At issue: Can a judge enforce environmental rules at the expense of national defense training?
The US Supreme Court announced on Monday it would examine whether a federal judge acted properly in ordering the US Navy to alter its sonar training procedures to protect whales and dolphins off the California coast.
At issue is whether the judge – and a panel of the Ninth Circuit Court of Appeals, which upheld the judge's ruling – overstepped their authority by enforcing environmental regulations at the expense of national defense training in wartime.
US environmental regulations are "not a suicide pact," the Bush administration argued in its brief urging the high court to take up the case. The case, Winter v. Natural Resources Defense Council, will be heard in the high court's next term, which begins in October.

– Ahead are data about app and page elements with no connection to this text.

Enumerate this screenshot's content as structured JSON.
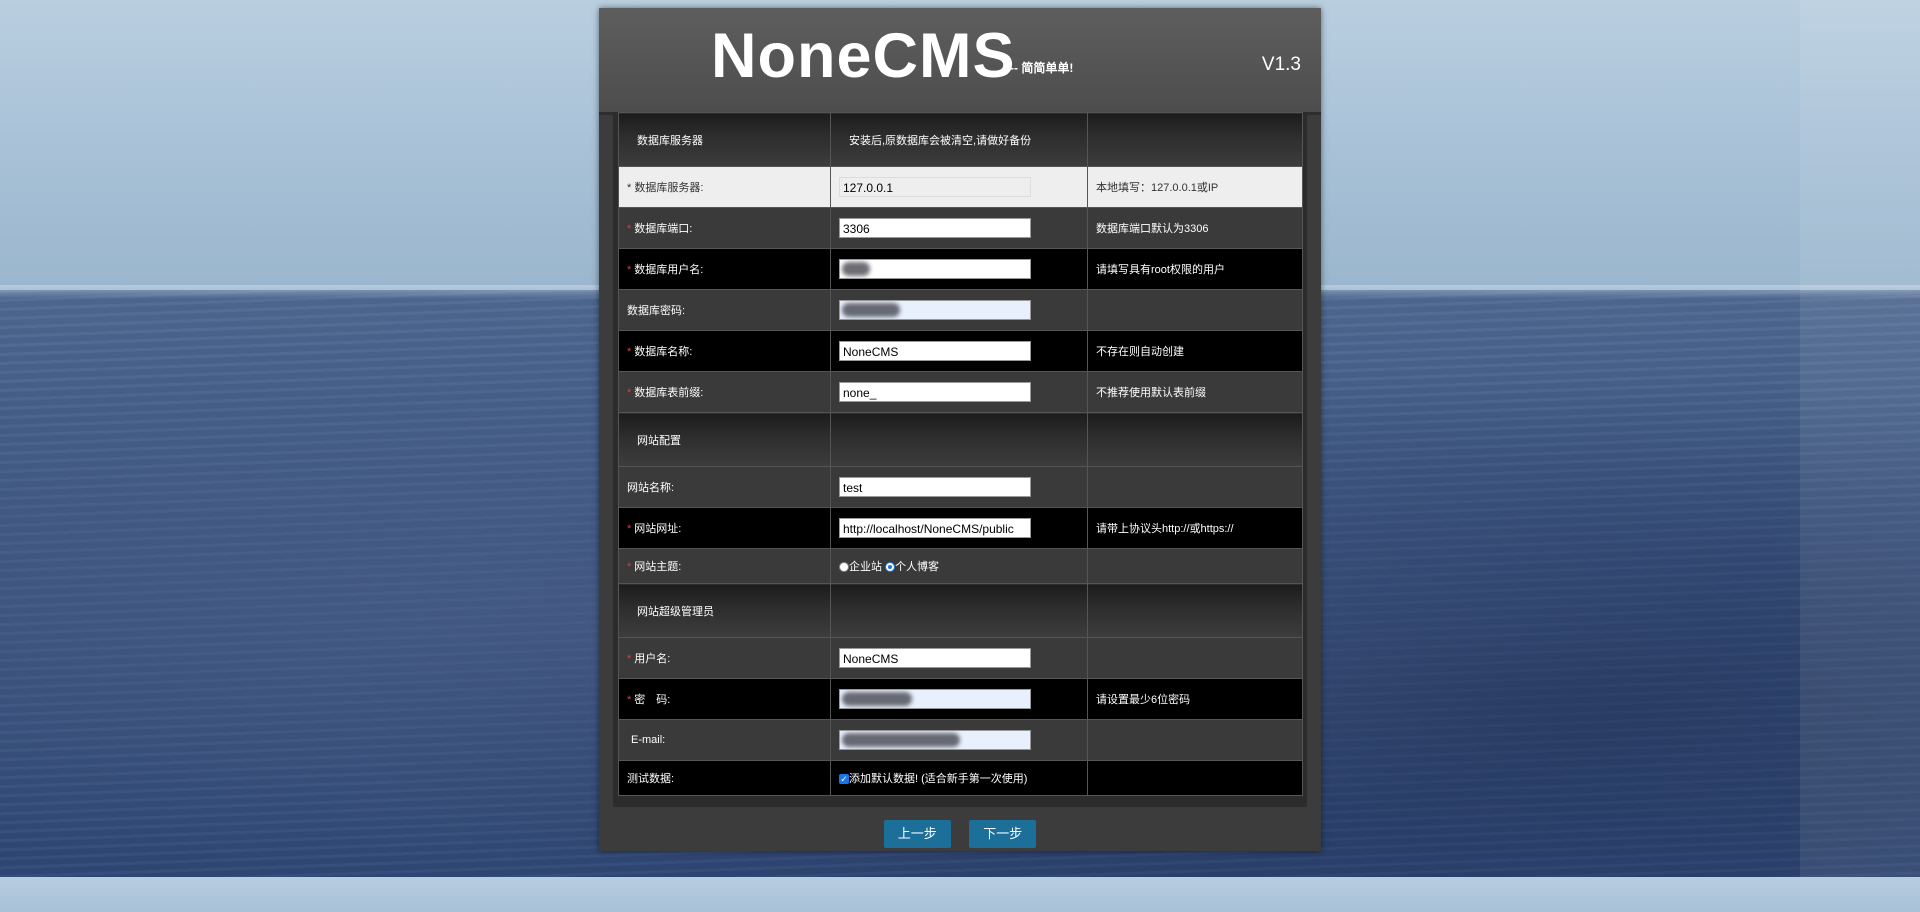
{
  "brand": {
    "title": "NoneCMS",
    "slogan": "-- 简简单单!",
    "version": "V1.3"
  },
  "sections": {
    "db": {
      "label": "数据库服务器",
      "note": "安装后,原数据库会被清空,请做好备份"
    },
    "site": {
      "label": "网站配置"
    },
    "admin": {
      "label": "网站超级管理员"
    }
  },
  "fields": {
    "db_host": {
      "label": "* 数据库服务器:",
      "value": "127.0.0.1",
      "hint": "本地填写：127.0.0.1或IP"
    },
    "db_port": {
      "label": "数据库端口:",
      "value": "3306",
      "hint": "数据库端口默认为3306"
    },
    "db_user": {
      "label": "数据库用户名:",
      "value": "",
      "hint": "请填写具有root权限的用户"
    },
    "db_pass": {
      "label": "数据库密码:",
      "value": "",
      "hint": ""
    },
    "db_name": {
      "label": "数据库名称:",
      "value": "NoneCMS",
      "hint": "不存在则自动创建"
    },
    "db_prefix": {
      "label": "数据库表前缀:",
      "value": "none_",
      "hint": "不推荐使用默认表前缀"
    },
    "site_name": {
      "label": "网站名称:",
      "value": "test",
      "hint": ""
    },
    "site_url": {
      "label": "网站网址:",
      "value": "http://localhost/NoneCMS/public",
      "hint": "请带上协议头http://或https://"
    },
    "site_theme": {
      "label": "网站主题:",
      "options": [
        "企业站",
        "个人博客"
      ],
      "selected": "个人博客"
    },
    "admin_user": {
      "label": "用户名:",
      "value": "NoneCMS",
      "hint": ""
    },
    "admin_pass": {
      "label": "密　码:",
      "value": "",
      "hint": "请设置最少6位密码"
    },
    "admin_email": {
      "label": "E-mail:",
      "value": "",
      "hint": ""
    },
    "test_data": {
      "label": "测试数据:",
      "checkbox_label": "添加默认数据! (适合新手第一次使用)",
      "checked": true
    }
  },
  "buttons": {
    "prev": "上一步",
    "next": "下一步"
  },
  "colors": {
    "button": "#1b6f99",
    "required": "#e23b3b",
    "panel": "#3c3c3c"
  }
}
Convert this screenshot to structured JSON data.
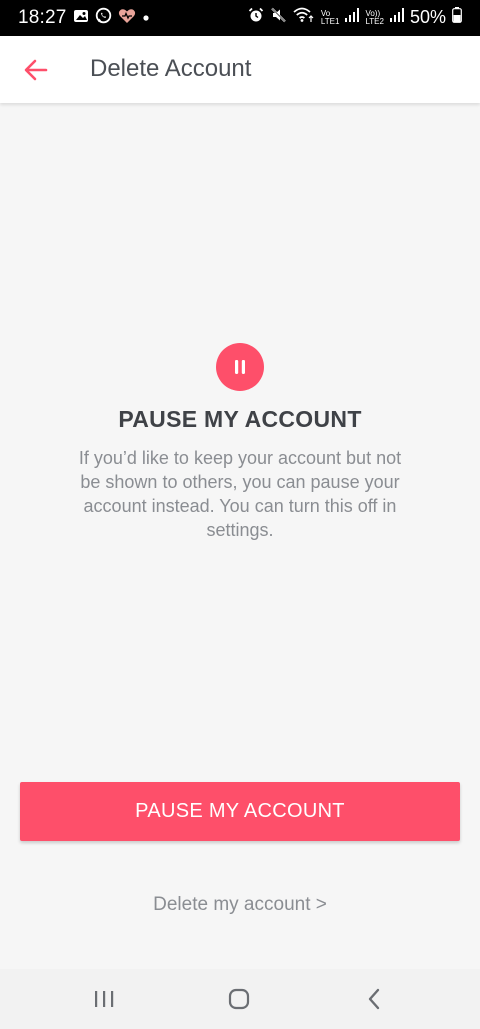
{
  "status_bar": {
    "time": "18:27",
    "signal_label_1_top": "Vo",
    "signal_label_1_bottom": "LTE1",
    "signal_label_2_top": "Vo))",
    "signal_label_2_bottom": "LTE2",
    "battery": "50%"
  },
  "header": {
    "title": "Delete Account"
  },
  "pause": {
    "title": "PAUSE MY ACCOUNT",
    "description": "If you’d like to keep your account but not be shown to others, you can pause your account instead. You can turn this off in settings.",
    "button_label": "PAUSE MY ACCOUNT"
  },
  "delete_link": "Delete my account >",
  "colors": {
    "accent": "#fe4f6a",
    "background": "#f6f6f6",
    "title_text": "#3f4247",
    "muted_text": "#8a8d92"
  },
  "icons": {
    "back": "arrow-left-icon",
    "pause": "pause-icon",
    "nav_recents": "recents-icon",
    "nav_home": "home-icon",
    "nav_back": "chevron-left-icon"
  }
}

President Bush, the Navy, and the Council on Environmental Quality all concluded as a matter of national security that the sonar training should be permitted to continue without environmental restrictions.

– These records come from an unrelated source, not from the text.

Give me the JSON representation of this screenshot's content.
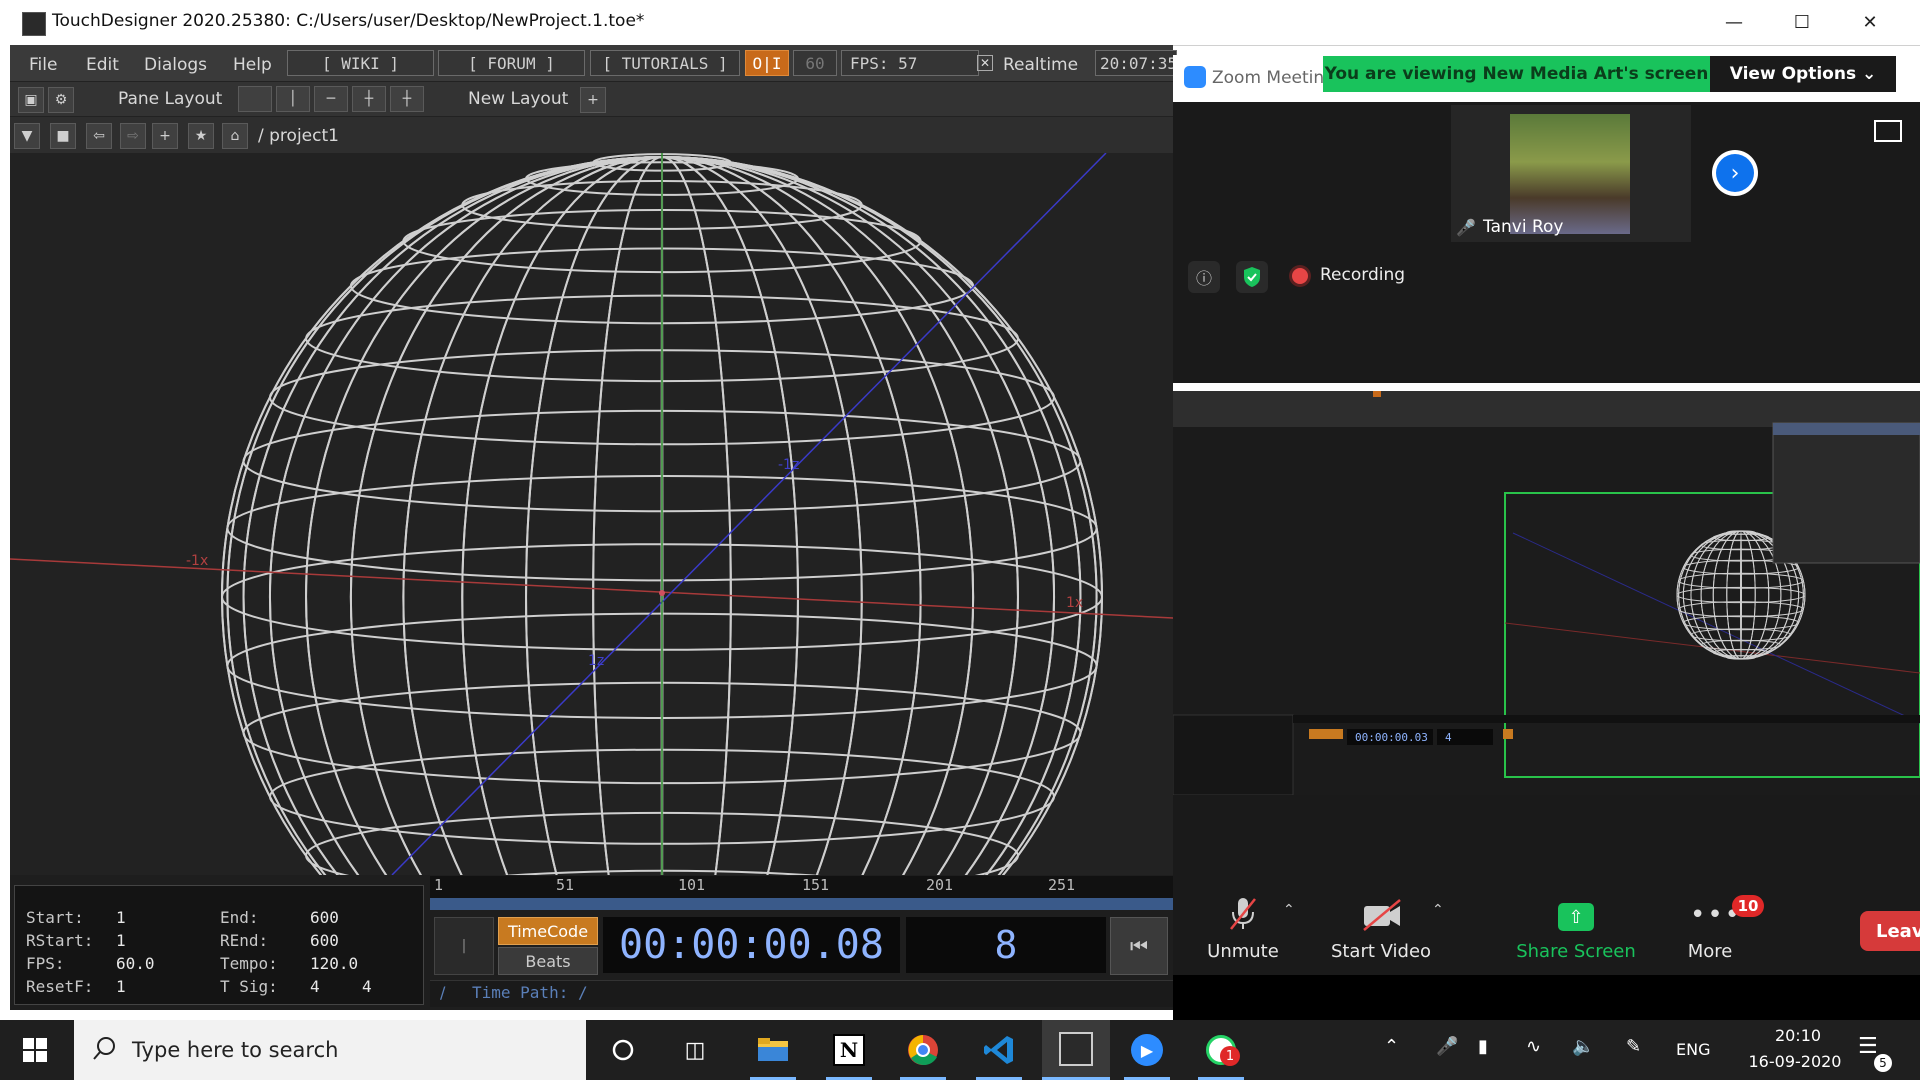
{
  "td_window": {
    "title": "TouchDesigner 2020.25380: C:/Users/user/Desktop/NewProject.1.toe*",
    "menu": [
      "File",
      "Edit",
      "Dialogs",
      "Help"
    ],
    "links": [
      "[ WIKI ]",
      "[ FORUM ]",
      "[ TUTORIALS ]"
    ],
    "oi_label": "O|I",
    "fps_target": "60",
    "fps_label": "FPS:  57",
    "realtime_label": "Realtime",
    "clock": "20:07:35",
    "pane_layout_label": "Pane Layout",
    "new_layout_label": "New Layout",
    "path": "/ project1",
    "axis_labels": {
      "neg_x": "-1x",
      "pos_x": "1x",
      "neg_z": "-1z",
      "pos_z": "1z"
    },
    "timeline_ticks": [
      "1",
      "51",
      "101",
      "151",
      "201",
      "251"
    ],
    "stats": {
      "start_label": "Start:",
      "start": "1",
      "end_label": "End:",
      "end": "600",
      "rstart_label": "RStart:",
      "rstart": "1",
      "rend_label": "REnd:",
      "rend": "600",
      "fps_label": "FPS:",
      "fps": "60.0",
      "tempo_label": "Tempo:",
      "tempo": "120.0",
      "resetf_label": "ResetF:",
      "resetf": "1",
      "tsig_label": "T Sig:",
      "tsig_a": "4",
      "tsig_b": "4"
    },
    "timecode_label": "TimeCode",
    "beats_label": "Beats",
    "timecode": "00:00:00.08",
    "frame": "8",
    "time_path": "Time Path: /",
    "time_path_slash": "/"
  },
  "zoom": {
    "title": "Zoom Meeting",
    "viewing_banner": "You are viewing New Media Art's screen",
    "view_options": "View Options ⌄",
    "participant_name": "Tanvi Roy",
    "recording_label": "Recording",
    "shared_timecode": "00:00:00.03",
    "shared_frame": "4",
    "controls": {
      "unmute": "Unmute",
      "start_video": "Start Video",
      "share_screen": "Share Screen",
      "more": "More",
      "more_badge": "10",
      "leave": "Leave"
    }
  },
  "taskbar": {
    "search_placeholder": "Type here to search",
    "language": "ENG",
    "time": "20:10",
    "date": "16-09-2020",
    "notif_count": "5",
    "whatsapp_badge": "1"
  }
}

A three-judge panel of the Ninth Circuit disagreed. "While we are mindful of the importance of protecting national security, courts have often held in the face of assertions of potential harm to military readiness, that the armed forces must take precautionary measures to comply with the law during its training," Circuit Judge Betty Binns Fletcher wrote in a Feb. 29 decision. "The district court here carefully balanced the significant interests and hardships at stake to ensure that the Navy could continue to train without causing undue harm to the environment."